EXERCISE GOAL -
Each entry needs to be retyped exactly.

*** WORKING DATA ***

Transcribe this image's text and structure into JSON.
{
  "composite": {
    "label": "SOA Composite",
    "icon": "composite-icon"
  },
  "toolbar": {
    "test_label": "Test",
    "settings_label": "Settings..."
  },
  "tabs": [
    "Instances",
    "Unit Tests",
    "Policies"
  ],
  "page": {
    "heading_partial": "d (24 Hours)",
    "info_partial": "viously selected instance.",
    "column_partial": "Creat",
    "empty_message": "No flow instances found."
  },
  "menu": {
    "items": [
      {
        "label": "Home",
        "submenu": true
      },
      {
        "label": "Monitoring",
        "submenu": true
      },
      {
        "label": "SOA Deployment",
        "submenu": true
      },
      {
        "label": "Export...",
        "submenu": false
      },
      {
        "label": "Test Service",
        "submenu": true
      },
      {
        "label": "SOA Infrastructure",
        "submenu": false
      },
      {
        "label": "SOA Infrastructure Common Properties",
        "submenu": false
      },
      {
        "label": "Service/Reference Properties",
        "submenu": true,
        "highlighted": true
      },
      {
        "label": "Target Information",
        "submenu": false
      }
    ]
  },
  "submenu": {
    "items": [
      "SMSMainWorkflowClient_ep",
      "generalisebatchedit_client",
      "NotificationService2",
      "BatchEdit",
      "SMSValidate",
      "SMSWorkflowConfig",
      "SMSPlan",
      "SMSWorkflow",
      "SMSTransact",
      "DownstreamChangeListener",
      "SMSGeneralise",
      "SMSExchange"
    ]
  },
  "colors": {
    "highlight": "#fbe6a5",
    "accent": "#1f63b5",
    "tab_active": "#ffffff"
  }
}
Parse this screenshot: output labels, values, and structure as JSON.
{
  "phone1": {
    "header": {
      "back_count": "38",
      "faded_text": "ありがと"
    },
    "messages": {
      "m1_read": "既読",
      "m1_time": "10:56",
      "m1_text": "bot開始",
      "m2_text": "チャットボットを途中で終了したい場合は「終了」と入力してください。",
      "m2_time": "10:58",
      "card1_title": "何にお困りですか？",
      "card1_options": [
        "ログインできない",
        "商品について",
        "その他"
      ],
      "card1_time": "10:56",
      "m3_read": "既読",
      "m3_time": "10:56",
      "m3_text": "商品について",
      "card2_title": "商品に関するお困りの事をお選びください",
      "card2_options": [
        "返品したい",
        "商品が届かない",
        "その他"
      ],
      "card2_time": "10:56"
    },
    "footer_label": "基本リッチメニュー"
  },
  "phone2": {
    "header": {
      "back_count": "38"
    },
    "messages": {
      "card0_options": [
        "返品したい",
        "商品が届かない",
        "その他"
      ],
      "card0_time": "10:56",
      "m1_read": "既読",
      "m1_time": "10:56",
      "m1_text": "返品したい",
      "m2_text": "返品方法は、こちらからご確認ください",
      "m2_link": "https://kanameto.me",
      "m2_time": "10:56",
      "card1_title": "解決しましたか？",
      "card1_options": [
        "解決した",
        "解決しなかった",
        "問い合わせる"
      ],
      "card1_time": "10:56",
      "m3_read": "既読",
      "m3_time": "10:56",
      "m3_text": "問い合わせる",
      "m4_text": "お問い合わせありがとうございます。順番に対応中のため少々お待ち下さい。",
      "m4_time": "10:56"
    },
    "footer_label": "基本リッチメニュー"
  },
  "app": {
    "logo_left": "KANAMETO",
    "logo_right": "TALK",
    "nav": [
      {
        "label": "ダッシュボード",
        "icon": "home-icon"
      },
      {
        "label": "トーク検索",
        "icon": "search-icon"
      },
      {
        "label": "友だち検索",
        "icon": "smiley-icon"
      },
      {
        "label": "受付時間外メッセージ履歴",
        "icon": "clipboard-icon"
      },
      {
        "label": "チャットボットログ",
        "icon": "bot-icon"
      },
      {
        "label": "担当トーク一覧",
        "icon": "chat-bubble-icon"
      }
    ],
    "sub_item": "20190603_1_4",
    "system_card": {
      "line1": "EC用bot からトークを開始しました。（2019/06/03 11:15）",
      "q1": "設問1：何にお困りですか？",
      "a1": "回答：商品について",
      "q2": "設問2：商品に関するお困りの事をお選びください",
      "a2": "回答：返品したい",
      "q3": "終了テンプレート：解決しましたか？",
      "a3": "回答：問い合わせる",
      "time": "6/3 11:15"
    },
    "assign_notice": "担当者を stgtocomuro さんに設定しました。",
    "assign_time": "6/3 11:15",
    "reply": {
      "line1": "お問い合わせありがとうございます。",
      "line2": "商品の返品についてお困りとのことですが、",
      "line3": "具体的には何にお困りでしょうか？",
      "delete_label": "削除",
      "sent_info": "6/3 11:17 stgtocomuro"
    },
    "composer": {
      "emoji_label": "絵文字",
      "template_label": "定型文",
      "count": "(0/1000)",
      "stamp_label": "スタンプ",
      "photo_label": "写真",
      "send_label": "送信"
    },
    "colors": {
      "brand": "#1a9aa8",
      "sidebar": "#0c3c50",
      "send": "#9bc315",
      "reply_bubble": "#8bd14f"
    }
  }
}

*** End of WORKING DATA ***

SOLUTION TO THE PROBLEM -
Transcribe this image's text and structure into JSON.
{
  "composite": {
    "label": "SOA Composite",
    "icon": "composite-icon"
  },
  "toolbar": {
    "test_label": "Test",
    "settings_label": "Settings..."
  },
  "tabs": [
    "Instances",
    "Unit Tests",
    "Policies"
  ],
  "page": {
    "heading_partial": "d (24 Hours)",
    "info_partial": "viously selected instance.",
    "column_partial": "Creat",
    "empty_message": "No flow instances found."
  },
  "menu": {
    "items": [
      {
        "label": "Home",
        "submenu": true
      },
      {
        "label": "Monitoring",
        "submenu": true
      },
      {
        "label": "SOA Deployment",
        "submenu": true
      },
      {
        "label": "Export...",
        "submenu": false
      },
      {
        "label": "Test Service",
        "submenu": true
      },
      {
        "label": "SOA Infrastructure",
        "submenu": false
      },
      {
        "label": "SOA Infrastructure Common Properties",
        "submenu": false
      },
      {
        "label": "Service/Reference Properties",
        "submenu": true,
        "highlighted": true
      },
      {
        "label": "Target Information",
        "submenu": false
      }
    ]
  },
  "submenu": {
    "items": [
      "SMSMainWorkflowClient_ep",
      "generalisebatchedit_client",
      "NotificationService2",
      "BatchEdit",
      "SMSValidate",
      "SMSWorkflowConfig",
      "SMSPlan",
      "SMSWorkflow",
      "SMSTransact",
      "DownstreamChangeListener",
      "SMSGeneralise",
      "SMSExchange"
    ]
  },
  "colors": {
    "highlight": "#fbe6a5",
    "accent": "#1f63b5",
    "tab_active": "#ffffff"
  }
}
Parse this screenshot: output labels, values, and structure as JSON.
{
  "phone1": {
    "header": {
      "back_count": "38",
      "faded_text": "ありがと"
    },
    "messages": {
      "m1_read": "既読",
      "m1_time": "10:56",
      "m1_text": "bot開始",
      "m2_text": "チャットボットを途中で終了したい場合は「終了」と入力してください。",
      "m2_time": "10:58",
      "card1_title": "何にお困りですか？",
      "card1_options": [
        "ログインできない",
        "商品について",
        "その他"
      ],
      "card1_time": "10:56",
      "m3_read": "既読",
      "m3_time": "10:56",
      "m3_text": "商品について",
      "card2_title": "商品に関するお困りの事をお選びください",
      "card2_options": [
        "返品したい",
        "商品が届かない",
        "その他"
      ],
      "card2_time": "10:56"
    },
    "footer_label": "基本リッチメニュー"
  },
  "phone2": {
    "header": {
      "back_count": "38"
    },
    "messages": {
      "card0_options": [
        "返品したい",
        "商品が届かない",
        "その他"
      ],
      "card0_time": "10:56",
      "m1_read": "既読",
      "m1_time": "10:56",
      "m1_text": "返品したい",
      "m2_text": "返品方法は、こちらからご確認ください",
      "m2_link": "https://kanameto.me",
      "m2_time": "10:56",
      "card1_title": "解決しましたか？",
      "card1_options": [
        "解決した",
        "解決しなかった",
        "問い合わせる"
      ],
      "card1_time": "10:56",
      "m3_read": "既読",
      "m3_time": "10:56",
      "m3_text": "問い合わせる",
      "m4_text": "お問い合わせありがとうございます。順番に対応中のため少々お待ち下さい。",
      "m4_time": "10:56"
    },
    "footer_label": "基本リッチメニュー"
  },
  "app": {
    "logo_left": "KANAMETO",
    "logo_right": "TALK",
    "nav": [
      {
        "label": "ダッシュボード",
        "icon": "home-icon"
      },
      {
        "label": "トーク検索",
        "icon": "search-icon"
      },
      {
        "label": "友だち検索",
        "icon": "smiley-icon"
      },
      {
        "label": "受付時間外メッセージ履歴",
        "icon": "clipboard-icon"
      },
      {
        "label": "チャットボットログ",
        "icon": "bot-icon"
      },
      {
        "label": "担当トーク一覧",
        "icon": "chat-bubble-icon"
      }
    ],
    "sub_item": "20190603_1_4",
    "system_card": {
      "line1": "EC用bot からトークを開始しました。（2019/06/03 11:15）",
      "q1": "設問1：何にお困りですか？",
      "a1": "回答：商品について",
      "q2": "設問2：商品に関するお困りの事をお選びください",
      "a2": "回答：返品したい",
      "q3": "終了テンプレート：解決しましたか？",
      "a3": "回答：問い合わせる",
      "time": "6/3 11:15"
    },
    "assign_notice": "担当者を stgtocomuro さんに設定しました。",
    "assign_time": "6/3 11:15",
    "reply": {
      "line1": "お問い合わせありがとうございます。",
      "line2": "商品の返品についてお困りとのことですが、",
      "line3": "具体的には何にお困りでしょうか？",
      "delete_label": "削除",
      "sent_info": "6/3 11:17 stgtocomuro"
    },
    "composer": {
      "emoji_label": "絵文字",
      "template_label": "定型文",
      "count": "(0/1000)",
      "stamp_label": "スタンプ",
      "photo_label": "写真",
      "send_label": "送信"
    },
    "colors": {
      "brand": "#1a9aa8",
      "sidebar": "#0c3c50",
      "send": "#9bc315",
      "reply_bubble": "#8bd14f"
    }
  }
}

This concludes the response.